When the chutes are short and deep, I give up on sinktips altogether and instead, attach a fairly long mono leader right to the belly of the line plus a few BB splitshot above the tippet knot. I'm still swinging, not dead-drifting (well, 'steering' is a better description) but I have no trouble getting down as the mono can penetrate the current better than a fatter tip, plus the BBs get down fast. Normally, I'm using an unweighted fly for better action.
My 'swing' really consists of a quartering upsteam casts, stack mend, rod tip back, then drop and steer the fly down the chute with the rod tip, followed by swinging out at the end. This presentation looks like a struggling minnow, insect, whatever, failing to hold its position in the current.
It's a tight-in approach with casts no more than 30' or so -- the reason why I attach the mono directly to the WC belly, reversed WC belly, or SSH head. The thick belly turns the rig over very well and doesn't sink very much so it lets you steer the fly around boulders etc. with less risk of hanging up as the leader drops off the belly. Plus the heavy belly loads the rod tip very quickly. I've used this rig on my faster Daiwas with no difficulty but the softer tipped Blues work a bit better.
I double-spey this as it minimizes tangles, problems plus it lays out the leader & fly very nicely as long as I maintain a wider loop. Since the BBs tend to really anchor the 'anchor', you can cast in really tight situations with minimum backcast room, using the water load of the anchor to add to the D-Loop loading.
|12-19-2004 08:49 AM|
|grouseman||I, too, have found it hard to use a sink tip in smaller GL tribs. The chute or gut is fairly deep but short and the sink lines don't get down fast enough to dredge, given the overhanging limbs and such. Weighted leaders with dead-drifted buggers seem to work for me in those situations. But, as I work my way down the stream, deeper longer pools do allow a more traditional swing. How did you make your homemade tip? How much leader do you attach to the tip?|
|12-19-2004 07:31 AM|
I tie a series of "S.T.S." (Steelhead,Trout & Salmon) Buggers all with guinea collars and I use schlappen for hackle on larger sizes. It covers most all conditions. Brown with dyed orange guinea collar, White / Natural / red thread head, Black / Blue, Purple / red, red thread head.
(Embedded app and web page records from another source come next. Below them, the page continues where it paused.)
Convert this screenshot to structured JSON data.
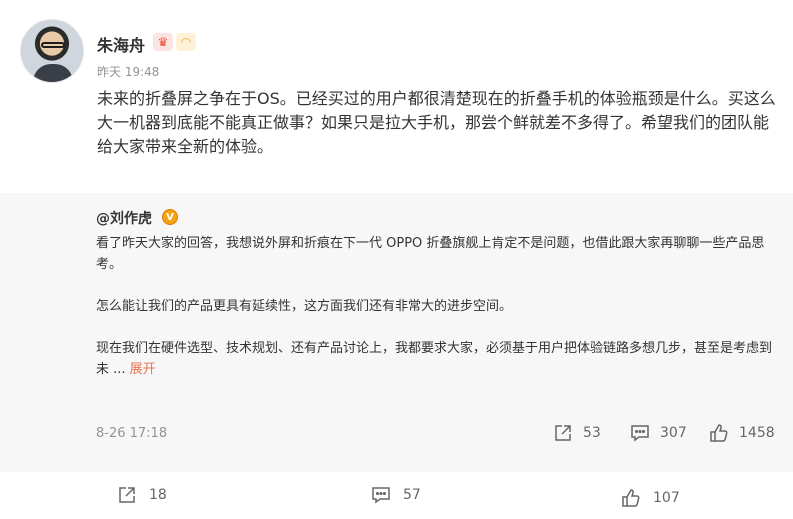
{
  "post": {
    "author": "朱海舟",
    "time": "昨天 19:48",
    "badges": [
      "crown-badge",
      "rainbow-badge"
    ],
    "content": "未来的折叠屏之争在于OS。已经买过的用户都很清楚现在的折叠手机的体验瓶颈是什么。买这么大一机器到底能不能真正做事？如果只是拉大手机，那尝个鲜就差不多得了。希望我们的团队能给大家带来全新的体验。"
  },
  "repost": {
    "author": "@刘作虎",
    "paragraphs": [
      "看了昨天大家的回答，我想说外屏和折痕在下一代 OPPO 折叠旗舰上肯定不是问题，也借此跟大家再聊聊一些产品思考。",
      "怎么能让我们的产品更具有延续性，这方面我们还有非常大的进步空间。",
      "现在我们在硬件选型、技术规划、还有产品讨论上，我都要求大家，必须基于用户把体验链路多想几步，甚至是考虑到未 ..."
    ],
    "expand_label": "展开",
    "time": "8-26 17:18",
    "forward_count": "53",
    "comment_count": "307",
    "like_count": "1458"
  },
  "footer": {
    "forward_count": "18",
    "comment_count": "57",
    "like_count": "107"
  },
  "colors": {
    "accent": "#eb7350",
    "repost_bg": "#f7f7f7",
    "muted": "#939393"
  }
}
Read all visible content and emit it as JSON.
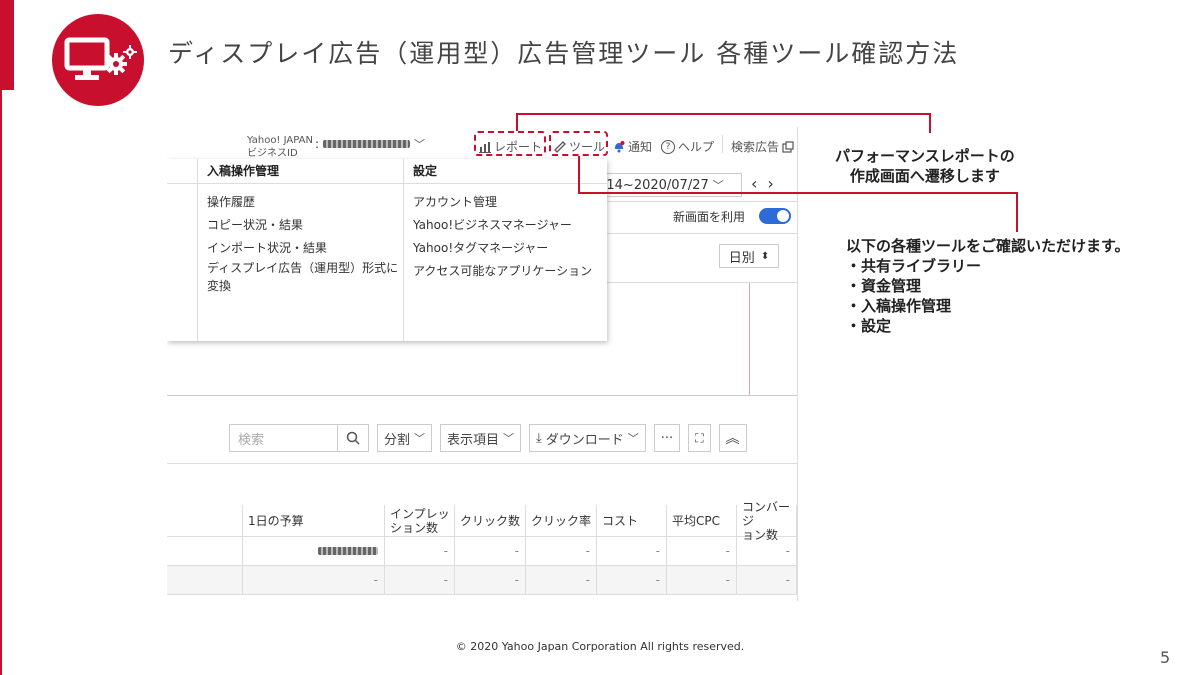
{
  "slide": {
    "title": "ディスプレイ広告（運用型）広告管理ツール 各種ツール確認方法",
    "icon": "monitor-gear-icon",
    "accent": "#c8102e",
    "footer": "© 2020 Yahoo Japan Corporation All rights reserved.",
    "page_number": "5"
  },
  "topbar": {
    "biz_label_line1": "Yahoo! JAPAN",
    "biz_label_line2": "ビジネスID",
    "colon": ":",
    "report": "レポート",
    "tool": "ツール",
    "notify": "通知",
    "help": "ヘルプ",
    "search_ads": "検索広告"
  },
  "date_range": "/14~2020/07/27",
  "toggle_label": "新画面を利用",
  "daily_select": "日別",
  "dropdown": {
    "col1": {
      "header": "入稿操作管理",
      "items": [
        "操作履歴",
        "コピー状況・結果",
        "インポート状況・結果",
        "ディスプレイ広告（運用型）形式に",
        "変換"
      ]
    },
    "col2": {
      "header": "設定",
      "items": [
        "アカウント管理",
        "Yahoo!ビジネスマネージャー",
        "Yahoo!タグマネージャー",
        "アクセス可能なアプリケーション"
      ]
    }
  },
  "toolbar": {
    "search_placeholder": "検索",
    "split": "分割",
    "display_items": "表示項目",
    "download": "ダウンロード",
    "more": "···"
  },
  "table": {
    "headers": [
      "",
      "1日の予算",
      "インプレッション数",
      "クリック数",
      "クリック率",
      "コスト",
      "平均CPC",
      "コンバージョン数"
    ],
    "header_lines": [
      [
        "",
        ""
      ],
      [
        "1日の予算",
        ""
      ],
      [
        "インプレッ",
        "ション数"
      ],
      [
        "クリック数",
        ""
      ],
      [
        "クリック率",
        ""
      ],
      [
        "コスト",
        ""
      ],
      [
        "平均CPC",
        ""
      ],
      [
        "コンバージ",
        "ョン数"
      ]
    ],
    "rows": [
      [
        "",
        "",
        "-",
        "-",
        "-",
        "-",
        "-",
        "-"
      ],
      [
        "",
        "-",
        "-",
        "-",
        "-",
        "-",
        "-",
        "-"
      ]
    ]
  },
  "callouts": {
    "note1_line1": "パフォーマンスレポートの",
    "note1_line2": "作成画面へ遷移します",
    "note2_line1": "以下の各種ツールをご確認いただけます。",
    "note2_items": [
      "・共有ライブラリー",
      "・資金管理",
      "・入稿操作管理",
      "・設定"
    ]
  }
}
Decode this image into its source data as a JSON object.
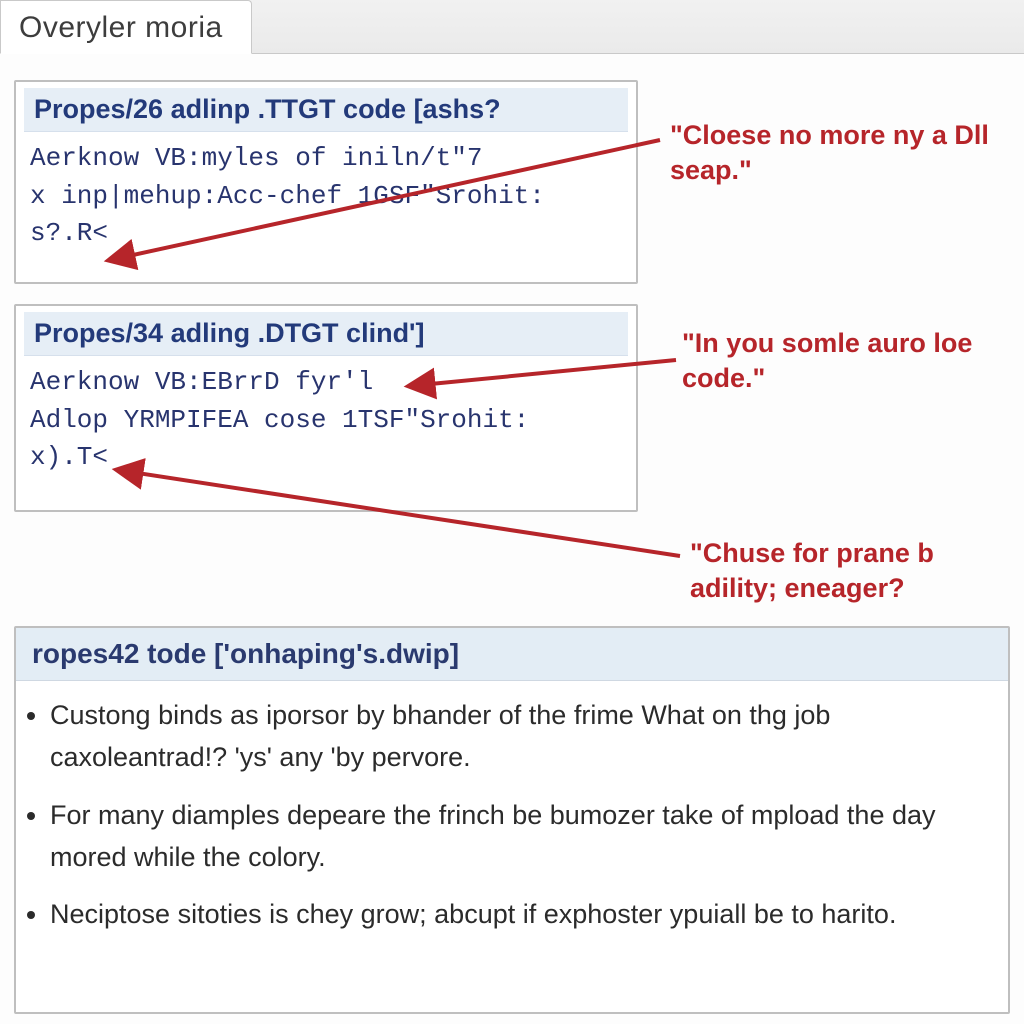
{
  "tab": {
    "label": "Overyler moria"
  },
  "panel1": {
    "title": "Propes/26 adlinp .TTGT code [ashs?",
    "code": "Aerknow VB:myles of iniln/t\"7\nx inp|mehup:Acc-chef 1GSF\"Srohit:\ns?.R<"
  },
  "panel2": {
    "title": "Propes/34 adling .DTGT clind']",
    "code": "Aerknow VB:EBrrD fyr'l\nAdlop YRMPIFEA cose 1TSF\"Srohit:\nx).T<"
  },
  "panel3": {
    "title": "ropes42 tode ['onhaping's.dwip]",
    "bullets": [
      "Custong binds as iporsor by bhander of the frime What on thg job caxoleantrad!? 'ys' any 'by pervore.",
      "For many diamples depeare the frinch be bumozer take of mpload the day mored while the colory.",
      "Neciptose sitoties is chey grow; abcupt if exphoster ypuiall be to harito."
    ]
  },
  "annotations": {
    "a1": "\"Cloese no more\nny a Dll seap.\"",
    "a2": "\"In you somle auro\nloe code.\"",
    "a3": "\"Chuse for prane b\nadility; eneager?"
  }
}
In winter the white & natural or purple & red usually work best. I was out yesterday on a small local trib in the snow & cold and white/natural is what they wanted.
I also tie/carry a series of soft hackle wets for Steelhead.
If "frog water swinging streamers" in winter ice water conditions. There are 3 materials I like to see at least one of on a fly. A) marabou B) Zonker strip C) Schlappen.
For streamer fishing smaller tribs, working the ledges and chutes etc. I go two ways. Clouser minnows for the ledges mostly in emerald shinner patterns. Sculpin patterns or brown/orange s.t.s. bugger bottom bounced in chutes / pockets. I mostly use my sink tips on larger water only. For smaller tribs (like yesterday) I drop down to a 9 1/2' 6 wt. and tie up a heavy butt mono leader, add weight if needed. For couple of larger swing holes a small trib may offer I then loop on a 5' - 7' homemade sink tip made out of a type six, mono core shooting head.
I like Guinea for it's contrast and profile but, it does not have near the movement of other "soft hackles" such as schlappen.
I am surpriseed by how many reg. wet fly's, soft hackles. zonkers, etc. are being called and classified as "spey's" these days.
|This thread has more than 15 replies. Click here to review the whole thread.|